*WHAT YOU WILL DO:* Within the entries below, find each line containing the word "dress" and copy it.

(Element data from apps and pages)
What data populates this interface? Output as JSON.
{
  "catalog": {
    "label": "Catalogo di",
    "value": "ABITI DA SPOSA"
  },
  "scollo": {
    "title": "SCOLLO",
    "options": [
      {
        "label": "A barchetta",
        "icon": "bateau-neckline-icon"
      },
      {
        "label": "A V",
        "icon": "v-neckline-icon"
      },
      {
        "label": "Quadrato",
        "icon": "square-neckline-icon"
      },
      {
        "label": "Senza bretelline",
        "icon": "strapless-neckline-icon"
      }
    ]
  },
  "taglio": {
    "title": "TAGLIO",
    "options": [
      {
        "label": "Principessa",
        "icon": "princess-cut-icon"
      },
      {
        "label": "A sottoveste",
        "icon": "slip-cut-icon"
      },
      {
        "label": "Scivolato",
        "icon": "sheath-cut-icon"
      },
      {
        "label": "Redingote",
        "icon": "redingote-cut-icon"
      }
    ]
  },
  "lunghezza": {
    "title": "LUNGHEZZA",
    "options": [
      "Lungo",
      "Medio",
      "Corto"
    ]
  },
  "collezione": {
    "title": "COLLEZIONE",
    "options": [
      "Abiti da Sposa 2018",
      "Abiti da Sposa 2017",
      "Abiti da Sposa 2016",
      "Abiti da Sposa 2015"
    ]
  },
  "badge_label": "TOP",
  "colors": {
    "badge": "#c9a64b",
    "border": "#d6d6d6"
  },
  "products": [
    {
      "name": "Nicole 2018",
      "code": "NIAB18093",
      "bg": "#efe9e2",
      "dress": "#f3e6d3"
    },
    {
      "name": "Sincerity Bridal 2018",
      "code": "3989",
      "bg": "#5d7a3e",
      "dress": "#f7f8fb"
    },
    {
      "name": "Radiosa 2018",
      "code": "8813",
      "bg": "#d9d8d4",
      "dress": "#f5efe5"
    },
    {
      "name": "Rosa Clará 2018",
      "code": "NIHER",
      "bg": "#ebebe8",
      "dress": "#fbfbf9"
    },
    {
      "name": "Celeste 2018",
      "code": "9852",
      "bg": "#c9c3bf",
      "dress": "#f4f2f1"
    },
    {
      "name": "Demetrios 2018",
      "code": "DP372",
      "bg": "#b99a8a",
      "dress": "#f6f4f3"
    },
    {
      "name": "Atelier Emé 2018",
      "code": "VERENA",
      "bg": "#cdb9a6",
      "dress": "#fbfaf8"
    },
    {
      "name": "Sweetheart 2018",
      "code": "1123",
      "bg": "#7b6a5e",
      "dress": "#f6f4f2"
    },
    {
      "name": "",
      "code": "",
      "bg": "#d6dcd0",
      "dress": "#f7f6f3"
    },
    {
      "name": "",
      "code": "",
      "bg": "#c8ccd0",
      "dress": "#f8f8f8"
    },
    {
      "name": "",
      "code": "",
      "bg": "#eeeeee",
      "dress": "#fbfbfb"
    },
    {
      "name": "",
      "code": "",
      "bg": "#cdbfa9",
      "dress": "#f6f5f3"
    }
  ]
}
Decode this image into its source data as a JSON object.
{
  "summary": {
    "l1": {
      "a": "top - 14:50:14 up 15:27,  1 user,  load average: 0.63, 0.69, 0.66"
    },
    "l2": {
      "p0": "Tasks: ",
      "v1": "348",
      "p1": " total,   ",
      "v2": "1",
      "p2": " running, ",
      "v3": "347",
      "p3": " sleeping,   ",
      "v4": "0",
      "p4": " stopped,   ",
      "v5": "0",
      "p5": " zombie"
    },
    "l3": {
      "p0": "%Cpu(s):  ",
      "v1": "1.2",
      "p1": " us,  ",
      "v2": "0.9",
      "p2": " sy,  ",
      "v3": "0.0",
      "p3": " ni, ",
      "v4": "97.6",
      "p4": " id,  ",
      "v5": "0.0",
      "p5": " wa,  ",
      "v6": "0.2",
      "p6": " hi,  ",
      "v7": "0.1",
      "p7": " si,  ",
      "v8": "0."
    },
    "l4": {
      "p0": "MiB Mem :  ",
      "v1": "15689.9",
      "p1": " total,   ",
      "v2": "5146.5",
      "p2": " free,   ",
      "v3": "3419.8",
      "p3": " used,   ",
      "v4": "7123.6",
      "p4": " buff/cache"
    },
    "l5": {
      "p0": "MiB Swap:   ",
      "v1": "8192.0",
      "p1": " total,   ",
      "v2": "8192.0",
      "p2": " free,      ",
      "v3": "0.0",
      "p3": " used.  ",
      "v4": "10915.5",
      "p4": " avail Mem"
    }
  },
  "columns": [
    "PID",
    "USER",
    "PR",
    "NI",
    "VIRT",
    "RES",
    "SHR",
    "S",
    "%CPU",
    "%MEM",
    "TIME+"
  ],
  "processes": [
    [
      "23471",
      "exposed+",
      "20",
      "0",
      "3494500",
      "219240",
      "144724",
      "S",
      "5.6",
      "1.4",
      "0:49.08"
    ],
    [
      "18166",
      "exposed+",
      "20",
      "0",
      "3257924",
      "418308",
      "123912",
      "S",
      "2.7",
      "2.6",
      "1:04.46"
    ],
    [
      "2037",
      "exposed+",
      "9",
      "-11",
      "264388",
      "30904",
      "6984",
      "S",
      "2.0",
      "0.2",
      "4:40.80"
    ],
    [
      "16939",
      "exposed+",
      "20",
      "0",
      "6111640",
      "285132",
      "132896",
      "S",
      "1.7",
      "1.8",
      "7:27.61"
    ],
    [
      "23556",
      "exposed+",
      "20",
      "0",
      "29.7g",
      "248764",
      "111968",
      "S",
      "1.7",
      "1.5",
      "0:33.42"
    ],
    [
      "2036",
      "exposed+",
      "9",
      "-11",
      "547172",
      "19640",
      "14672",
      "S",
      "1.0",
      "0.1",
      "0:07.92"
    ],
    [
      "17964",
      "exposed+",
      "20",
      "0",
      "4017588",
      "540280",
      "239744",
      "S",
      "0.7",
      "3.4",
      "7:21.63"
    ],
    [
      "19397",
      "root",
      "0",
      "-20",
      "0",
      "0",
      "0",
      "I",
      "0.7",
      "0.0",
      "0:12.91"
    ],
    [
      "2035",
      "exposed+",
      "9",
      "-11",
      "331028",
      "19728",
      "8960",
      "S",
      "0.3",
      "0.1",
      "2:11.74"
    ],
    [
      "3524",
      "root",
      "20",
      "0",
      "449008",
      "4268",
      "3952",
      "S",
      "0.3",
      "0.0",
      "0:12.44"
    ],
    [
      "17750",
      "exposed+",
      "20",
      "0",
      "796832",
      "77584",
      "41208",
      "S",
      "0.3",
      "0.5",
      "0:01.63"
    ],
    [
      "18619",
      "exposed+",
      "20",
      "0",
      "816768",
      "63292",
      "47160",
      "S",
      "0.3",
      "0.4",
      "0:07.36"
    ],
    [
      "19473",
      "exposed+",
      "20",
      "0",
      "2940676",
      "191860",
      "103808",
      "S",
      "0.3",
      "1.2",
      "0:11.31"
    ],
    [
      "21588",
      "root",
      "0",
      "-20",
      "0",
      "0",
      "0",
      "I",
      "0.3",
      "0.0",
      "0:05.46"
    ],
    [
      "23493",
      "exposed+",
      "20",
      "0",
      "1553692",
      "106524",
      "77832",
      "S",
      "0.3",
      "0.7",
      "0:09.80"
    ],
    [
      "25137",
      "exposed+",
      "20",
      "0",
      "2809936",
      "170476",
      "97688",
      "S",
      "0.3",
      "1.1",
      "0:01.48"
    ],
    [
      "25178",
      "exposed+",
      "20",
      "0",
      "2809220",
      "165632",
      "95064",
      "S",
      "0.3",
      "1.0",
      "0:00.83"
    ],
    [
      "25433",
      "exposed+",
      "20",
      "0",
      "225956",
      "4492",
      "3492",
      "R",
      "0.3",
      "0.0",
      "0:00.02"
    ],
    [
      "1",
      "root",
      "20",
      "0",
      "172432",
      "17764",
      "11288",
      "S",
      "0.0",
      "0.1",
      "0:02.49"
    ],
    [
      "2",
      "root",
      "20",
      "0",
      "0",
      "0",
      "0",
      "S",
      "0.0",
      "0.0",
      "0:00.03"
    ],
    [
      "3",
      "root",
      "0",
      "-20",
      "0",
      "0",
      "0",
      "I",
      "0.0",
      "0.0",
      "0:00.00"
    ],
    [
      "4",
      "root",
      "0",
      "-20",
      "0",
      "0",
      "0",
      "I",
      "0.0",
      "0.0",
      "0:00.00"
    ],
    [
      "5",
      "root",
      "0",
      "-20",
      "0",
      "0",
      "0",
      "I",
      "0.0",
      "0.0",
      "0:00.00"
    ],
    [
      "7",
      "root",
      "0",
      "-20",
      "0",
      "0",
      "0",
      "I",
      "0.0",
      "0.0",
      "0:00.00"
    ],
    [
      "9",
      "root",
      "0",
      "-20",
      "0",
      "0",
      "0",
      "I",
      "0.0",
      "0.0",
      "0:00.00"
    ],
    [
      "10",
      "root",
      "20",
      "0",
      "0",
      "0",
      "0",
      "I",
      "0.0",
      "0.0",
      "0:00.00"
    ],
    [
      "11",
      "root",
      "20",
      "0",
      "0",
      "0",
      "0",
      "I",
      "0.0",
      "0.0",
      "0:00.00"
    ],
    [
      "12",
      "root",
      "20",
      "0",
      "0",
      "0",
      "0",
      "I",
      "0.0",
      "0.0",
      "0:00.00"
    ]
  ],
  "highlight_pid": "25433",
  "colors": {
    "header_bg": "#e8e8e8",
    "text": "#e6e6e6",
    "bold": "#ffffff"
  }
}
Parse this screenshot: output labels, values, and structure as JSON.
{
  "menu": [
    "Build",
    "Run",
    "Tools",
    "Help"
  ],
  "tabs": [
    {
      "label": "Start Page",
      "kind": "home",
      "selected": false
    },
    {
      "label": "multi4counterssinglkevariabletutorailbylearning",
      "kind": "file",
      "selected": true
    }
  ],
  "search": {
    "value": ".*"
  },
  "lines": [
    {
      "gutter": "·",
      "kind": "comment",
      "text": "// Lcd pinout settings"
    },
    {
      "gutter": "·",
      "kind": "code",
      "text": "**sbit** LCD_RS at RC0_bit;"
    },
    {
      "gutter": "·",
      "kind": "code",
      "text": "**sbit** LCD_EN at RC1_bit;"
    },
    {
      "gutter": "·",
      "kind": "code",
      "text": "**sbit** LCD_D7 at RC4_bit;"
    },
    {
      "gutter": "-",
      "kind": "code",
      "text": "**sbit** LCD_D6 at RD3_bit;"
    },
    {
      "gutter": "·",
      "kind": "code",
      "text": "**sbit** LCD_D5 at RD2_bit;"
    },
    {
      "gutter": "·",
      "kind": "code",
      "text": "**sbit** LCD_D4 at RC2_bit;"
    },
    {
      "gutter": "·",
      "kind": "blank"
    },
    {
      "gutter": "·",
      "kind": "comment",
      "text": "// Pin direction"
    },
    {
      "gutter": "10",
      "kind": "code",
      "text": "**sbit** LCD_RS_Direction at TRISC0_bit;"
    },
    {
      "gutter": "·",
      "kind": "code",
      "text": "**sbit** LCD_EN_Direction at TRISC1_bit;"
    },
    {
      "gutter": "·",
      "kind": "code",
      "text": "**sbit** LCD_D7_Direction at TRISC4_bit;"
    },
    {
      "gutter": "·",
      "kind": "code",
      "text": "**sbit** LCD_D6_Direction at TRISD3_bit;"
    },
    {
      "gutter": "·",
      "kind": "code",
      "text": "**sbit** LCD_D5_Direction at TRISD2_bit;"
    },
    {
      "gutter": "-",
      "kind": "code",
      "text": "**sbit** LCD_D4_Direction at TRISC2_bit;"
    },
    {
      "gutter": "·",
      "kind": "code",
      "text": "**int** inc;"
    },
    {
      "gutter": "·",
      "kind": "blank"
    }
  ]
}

*ANSWER SPACE:*
      "dress": "#f3e6d3"
      "dress": "#f7f8fb"
      "dress": "#f5efe5"
      "dress": "#fbfbf9"
      "dress": "#f4f2f1"
      "dress": "#f6f4f3"
      "dress": "#fbfaf8"
      "dress": "#f6f4f2"
      "dress": "#f7f6f3"
      "dress": "#f8f8f8"
      "dress": "#fbfbfb"
      "dress": "#f6f5f3"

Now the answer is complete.